Activity =
Lines in the listing under this task are to be copied exactly.

Study material =

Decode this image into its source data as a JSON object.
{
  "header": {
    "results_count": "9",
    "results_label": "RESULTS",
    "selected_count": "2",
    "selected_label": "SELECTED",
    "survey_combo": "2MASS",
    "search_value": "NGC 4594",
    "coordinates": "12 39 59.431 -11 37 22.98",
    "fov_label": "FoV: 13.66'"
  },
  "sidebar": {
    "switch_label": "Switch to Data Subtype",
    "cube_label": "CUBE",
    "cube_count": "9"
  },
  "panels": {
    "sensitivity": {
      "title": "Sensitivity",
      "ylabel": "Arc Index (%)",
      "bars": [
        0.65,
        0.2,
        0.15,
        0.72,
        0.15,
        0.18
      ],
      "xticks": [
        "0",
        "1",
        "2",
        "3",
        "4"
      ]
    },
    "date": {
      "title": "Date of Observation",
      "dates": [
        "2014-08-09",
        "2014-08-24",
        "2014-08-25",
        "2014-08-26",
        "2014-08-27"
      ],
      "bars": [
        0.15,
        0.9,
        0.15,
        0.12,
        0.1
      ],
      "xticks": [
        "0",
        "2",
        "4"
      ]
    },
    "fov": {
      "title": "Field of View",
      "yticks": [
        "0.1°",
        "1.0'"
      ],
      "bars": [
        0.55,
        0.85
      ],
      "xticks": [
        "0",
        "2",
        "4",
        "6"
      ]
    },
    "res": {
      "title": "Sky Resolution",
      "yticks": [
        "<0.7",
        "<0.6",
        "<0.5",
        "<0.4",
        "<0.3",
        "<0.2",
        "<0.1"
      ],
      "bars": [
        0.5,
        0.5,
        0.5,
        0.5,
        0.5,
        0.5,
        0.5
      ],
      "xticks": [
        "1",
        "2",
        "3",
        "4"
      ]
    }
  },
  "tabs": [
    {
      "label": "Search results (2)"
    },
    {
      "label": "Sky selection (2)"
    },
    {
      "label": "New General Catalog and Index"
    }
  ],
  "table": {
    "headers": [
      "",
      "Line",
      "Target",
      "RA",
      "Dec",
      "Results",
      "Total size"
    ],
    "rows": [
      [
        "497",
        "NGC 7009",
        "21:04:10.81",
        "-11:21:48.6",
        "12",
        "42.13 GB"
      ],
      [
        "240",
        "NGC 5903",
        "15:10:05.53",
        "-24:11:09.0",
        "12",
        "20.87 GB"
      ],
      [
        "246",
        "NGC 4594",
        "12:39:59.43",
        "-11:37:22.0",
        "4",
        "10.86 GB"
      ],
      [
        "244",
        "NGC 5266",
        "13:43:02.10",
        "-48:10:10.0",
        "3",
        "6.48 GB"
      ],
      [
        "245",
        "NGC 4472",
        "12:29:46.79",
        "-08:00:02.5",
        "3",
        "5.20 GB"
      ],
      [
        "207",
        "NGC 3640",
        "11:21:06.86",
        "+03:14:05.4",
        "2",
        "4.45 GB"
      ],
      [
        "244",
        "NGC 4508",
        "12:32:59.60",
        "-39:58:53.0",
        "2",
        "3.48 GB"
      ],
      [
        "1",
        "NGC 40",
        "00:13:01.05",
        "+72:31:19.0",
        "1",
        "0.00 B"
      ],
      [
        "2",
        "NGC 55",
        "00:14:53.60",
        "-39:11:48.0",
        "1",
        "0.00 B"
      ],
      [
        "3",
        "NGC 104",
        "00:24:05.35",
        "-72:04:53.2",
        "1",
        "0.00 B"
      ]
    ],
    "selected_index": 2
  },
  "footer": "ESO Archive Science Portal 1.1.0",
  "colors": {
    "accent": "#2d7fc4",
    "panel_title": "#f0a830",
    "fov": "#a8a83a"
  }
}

Written reply =
Decode this image into its source data as a JSON object.
{
  "header": {
    "results_count": "9",
    "results_label": "RESULTS",
    "selected_count": "2",
    "selected_label": "SELECTED",
    "survey_combo": "2MASS",
    "search_value": "NGC 4594",
    "coordinates": "12 39 59.431 -11 37 22.98",
    "fov_label": "FoV: 13.66'"
  },
  "sidebar": {
    "switch_label": "Switch to Data Subtype",
    "cube_label": "CUBE",
    "cube_count": "9"
  },
  "panels": {
    "sensitivity": {
      "title": "Sensitivity",
      "ylabel": "Arc Index (%)",
      "bars": [
        0.65,
        0.2,
        0.15,
        0.72,
        0.15,
        0.18
      ],
      "xticks": [
        "0",
        "1",
        "2",
        "3",
        "4"
      ]
    },
    "date": {
      "title": "Date of Observation",
      "dates": [
        "2014-08-09",
        "2014-08-24",
        "2014-08-25",
        "2014-08-26",
        "2014-08-27"
      ],
      "bars": [
        0.15,
        0.9,
        0.15,
        0.12,
        0.1
      ],
      "xticks": [
        "0",
        "2",
        "4"
      ]
    },
    "fov": {
      "title": "Field of View",
      "yticks": [
        "0.1°",
        "1.0'"
      ],
      "bars": [
        0.55,
        0.85
      ],
      "xticks": [
        "0",
        "2",
        "4",
        "6"
      ]
    },
    "res": {
      "title": "Sky Resolution",
      "yticks": [
        "<0.7",
        "<0.6",
        "<0.5",
        "<0.4",
        "<0.3",
        "<0.2",
        "<0.1"
      ],
      "bars": [
        0.5,
        0.5,
        0.5,
        0.5,
        0.5,
        0.5,
        0.5
      ],
      "xticks": [
        "1",
        "2",
        "3",
        "4"
      ]
    }
  },
  "tabs": [
    {
      "label": "Search results (2)"
    },
    {
      "label": "Sky selection (2)"
    },
    {
      "label": "New General Catalog and Index"
    }
  ],
  "table": {
    "headers": [
      "",
      "Line",
      "Target",
      "RA",
      "Dec",
      "Results",
      "Total size"
    ],
    "rows": [
      [
        "497",
        "NGC 7009",
        "21:04:10.81",
        "-11:21:48.6",
        "12",
        "42.13 GB"
      ],
      [
        "240",
        "NGC 5903",
        "15:10:05.53",
        "-24:11:09.0",
        "12",
        "20.87 GB"
      ],
      [
        "246",
        "NGC 4594",
        "12:39:59.43",
        "-11:37:22.0",
        "4",
        "10.86 GB"
      ],
      [
        "244",
        "NGC 5266",
        "13:43:02.10",
        "-48:10:10.0",
        "3",
        "6.48 GB"
      ],
      [
        "245",
        "NGC 4472",
        "12:29:46.79",
        "-08:00:02.5",
        "3",
        "5.20 GB"
      ],
      [
        "207",
        "NGC 3640",
        "11:21:06.86",
        "+03:14:05.4",
        "2",
        "4.45 GB"
      ],
      [
        "244",
        "NGC 4508",
        "12:32:59.60",
        "-39:58:53.0",
        "2",
        "3.48 GB"
      ],
      [
        "1",
        "NGC 40",
        "00:13:01.05",
        "+72:31:19.0",
        "1",
        "0.00 B"
      ],
      [
        "2",
        "NGC 55",
        "00:14:53.60",
        "-39:11:48.0",
        "1",
        "0.00 B"
      ],
      [
        "3",
        "NGC 104",
        "00:24:05.35",
        "-72:04:53.2",
        "1",
        "0.00 B"
      ]
    ],
    "selected_index": 2
  },
  "footer": "ESO Archive Science Portal 1.1.0",
  "colors": {
    "accent": "#2d7fc4",
    "panel_title": "#f0a830",
    "fov": "#a8a83a"
  }
}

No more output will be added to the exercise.